[Excerpts from an interface dataset]

Start of Block

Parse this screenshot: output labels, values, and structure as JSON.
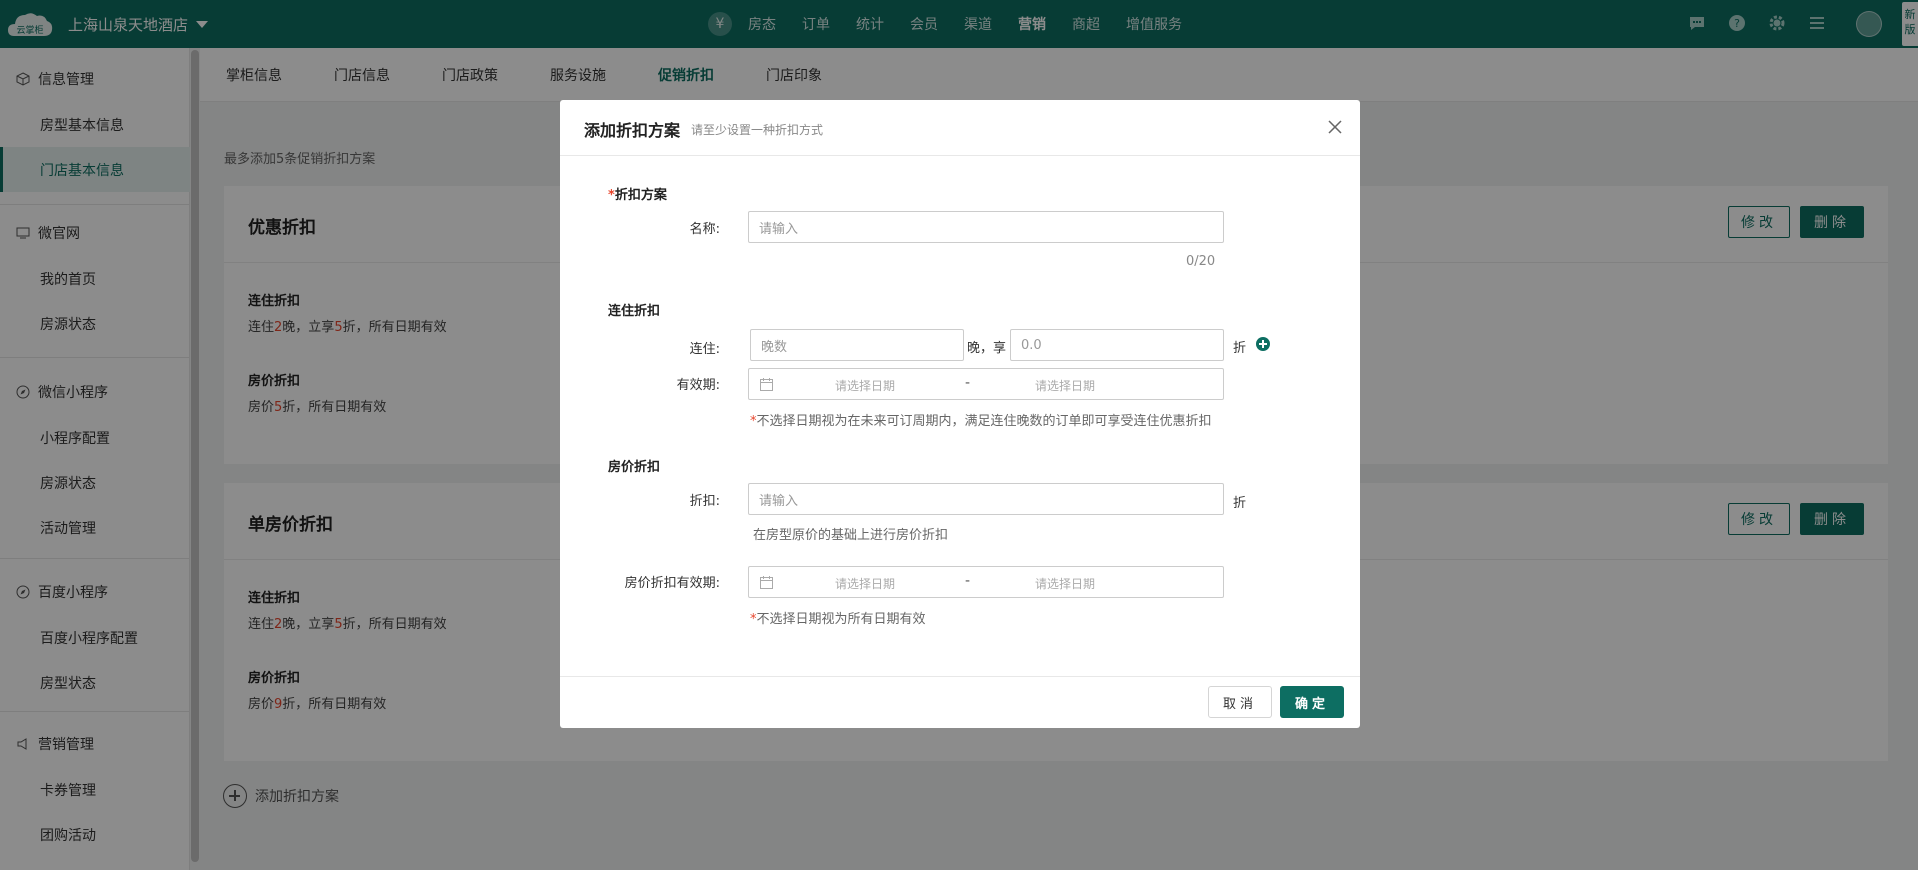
{
  "colors": {
    "brand": "#0d6e62",
    "accent_red": "#e8462d"
  },
  "topbar": {
    "logo_text": "云掌柜",
    "hotel_name": "上海山泉天地酒店",
    "currency_icon": "yen-icon",
    "nav": [
      "房态",
      "订单",
      "统计",
      "会员",
      "渠道",
      "营销",
      "商超",
      "增值服务"
    ],
    "active_nav": "营销",
    "new_version": "新版"
  },
  "sidebar": {
    "groups": [
      {
        "title": "信息管理",
        "icon": "cube-icon",
        "items": [
          "房型基本信息",
          "门店基本信息"
        ]
      },
      {
        "title": "微官网",
        "icon": "monitor-icon",
        "items": [
          "我的首页",
          "房源状态"
        ]
      },
      {
        "title": "微信小程序",
        "icon": "compass-icon",
        "items": [
          "小程序配置",
          "房源状态",
          "活动管理"
        ]
      },
      {
        "title": "百度小程序",
        "icon": "compass-icon",
        "items": [
          "百度小程序配置",
          "房型状态"
        ]
      },
      {
        "title": "营销管理",
        "icon": "megaphone-icon",
        "items": [
          "卡券管理",
          "团购活动"
        ]
      }
    ],
    "active_item": "门店基本信息"
  },
  "tabs": [
    "掌柜信息",
    "门店信息",
    "门店政策",
    "服务设施",
    "促销折扣",
    "门店印象"
  ],
  "active_tab": "促销折扣",
  "main": {
    "hint": "最多添加5条促销折扣方案",
    "edit_label": "修改",
    "delete_label": "删除",
    "cards": [
      {
        "title": "优惠折扣",
        "stay": {
          "title": "连住折扣",
          "p1": "连住",
          "nights": "2",
          "p2": "晚，立享",
          "rate": "5",
          "p3": "折，所有日期有效"
        },
        "price": {
          "title": "房价折扣",
          "p1": "房价",
          "rate": "5",
          "p2": "折，所有日期有效"
        }
      },
      {
        "title": "单房价折扣",
        "stay": {
          "title": "连住折扣",
          "p1": "连住",
          "nights": "2",
          "p2": "晚，立享",
          "rate": "5",
          "p3": "折，所有日期有效"
        },
        "price": {
          "title": "房价折扣",
          "p1": "房价",
          "rate": "9",
          "p2": "折，所有日期有效"
        }
      }
    ],
    "add_plan": "添加折扣方案"
  },
  "modal": {
    "title": "添加折扣方案",
    "subtitle": "请至少设置一种折扣方式",
    "plan_section": "折扣方案",
    "required_mark": "*",
    "name_label": "名称:",
    "name_placeholder": "请输入",
    "name_count": "0/20",
    "stay_section": "连住折扣",
    "stay_label": "连住:",
    "nights_placeholder": "晚数",
    "nights_unit": "晚，享",
    "rate_placeholder": "0.0",
    "discount_unit": "折",
    "validity_label": "有效期:",
    "date_from": "请选择日期",
    "date_sep": "-",
    "date_to": "请选择日期",
    "stay_note": "不选择日期视为在未来可订周期内，满足连住晚数的订单即可享受连住优惠折扣",
    "price_section": "房价折扣",
    "price_label": "折扣:",
    "price_placeholder": "请输入",
    "price_note": "在房型原价的基础上进行房价折扣",
    "price_validity_label": "房价折扣有效期:",
    "price_validity_note": "不选择日期视为所有日期有效",
    "cancel_label": "取消",
    "ok_label": "确定"
  }
}
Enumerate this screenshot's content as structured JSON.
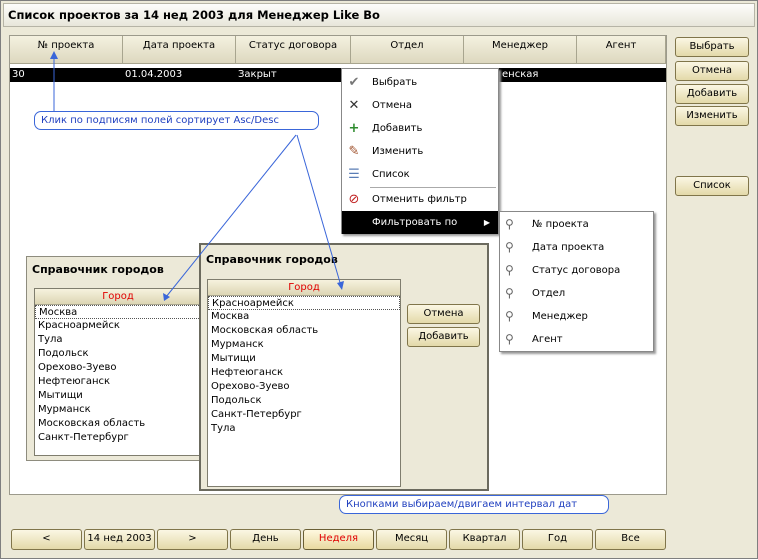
{
  "window": {
    "title": "Список проектов за 14 нед 2003  для Менеджер Like Bo"
  },
  "grid": {
    "columns": [
      "№ проекта",
      "Дата проекта",
      "Статус договора",
      "Отдел",
      "Менеджер",
      "Агент"
    ],
    "row": [
      "30",
      "01.04.2003",
      "Закрыт",
      "енская"
    ]
  },
  "side_buttons": {
    "select": "Выбрать",
    "cancel": "Отмена",
    "add": "Добавить",
    "edit": "Изменить",
    "list": "Список"
  },
  "context_menu": {
    "items": [
      {
        "label": "Выбрать",
        "icon": "checkmark-icon"
      },
      {
        "label": "Отмена",
        "icon": "cross-icon"
      },
      {
        "label": "Добавить",
        "icon": "add-icon"
      },
      {
        "label": "Изменить",
        "icon": "edit-icon"
      },
      {
        "label": "Список",
        "icon": "list-icon"
      },
      {
        "label": "Отменить фильтр",
        "icon": "filter-off-icon"
      }
    ],
    "filter_by": "Фильтровать по",
    "submenu": [
      "№ проекта",
      "Дата проекта",
      "Статус договора",
      "Отдел",
      "Менеджер",
      "Агент"
    ]
  },
  "city_dialog_back": {
    "title": "Справочник городов",
    "column": "Город",
    "items": [
      "Москва",
      "Красноармейск",
      "Тула",
      "Подольск",
      "Орехово-Зуево",
      "Нефтеюганск",
      "Мытищи",
      "Мурманск",
      "Московская область",
      "Санкт-Петербург"
    ]
  },
  "city_dialog_front": {
    "title": "Справочник городов",
    "column": "Город",
    "items": [
      "Красноармейск",
      "Москва",
      "Московская область",
      "Мурманск",
      "Мытищи",
      "Нефтеюганск",
      "Орехово-Зуево",
      "Подольск",
      "Санкт-Петербург",
      "Тула"
    ],
    "cancel": "Отмена",
    "add": "Добавить"
  },
  "callouts": {
    "sort": "Клик по подписям полей сортирует Asc/Desc",
    "dates": "Кнопками выбираем/двигаем интервал дат"
  },
  "bottom_bar": {
    "prev": "<",
    "period": "14 нед 2003",
    "next": ">",
    "day": "День",
    "week": "Неделя",
    "month": "Месяц",
    "quarter": "Квартал",
    "year": "Год",
    "all": "Все"
  },
  "colors": {
    "accent_red": "#e00000",
    "callout_blue": "#1f3fbf",
    "button_face": "#ece2b8"
  }
}
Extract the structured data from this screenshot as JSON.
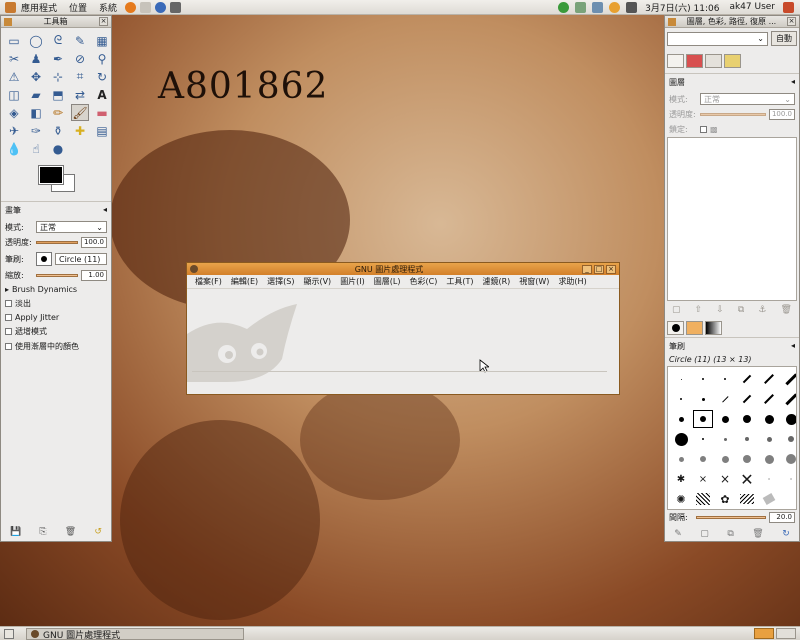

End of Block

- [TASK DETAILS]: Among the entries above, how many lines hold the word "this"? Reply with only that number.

- [EXERCISE RESULT]: 3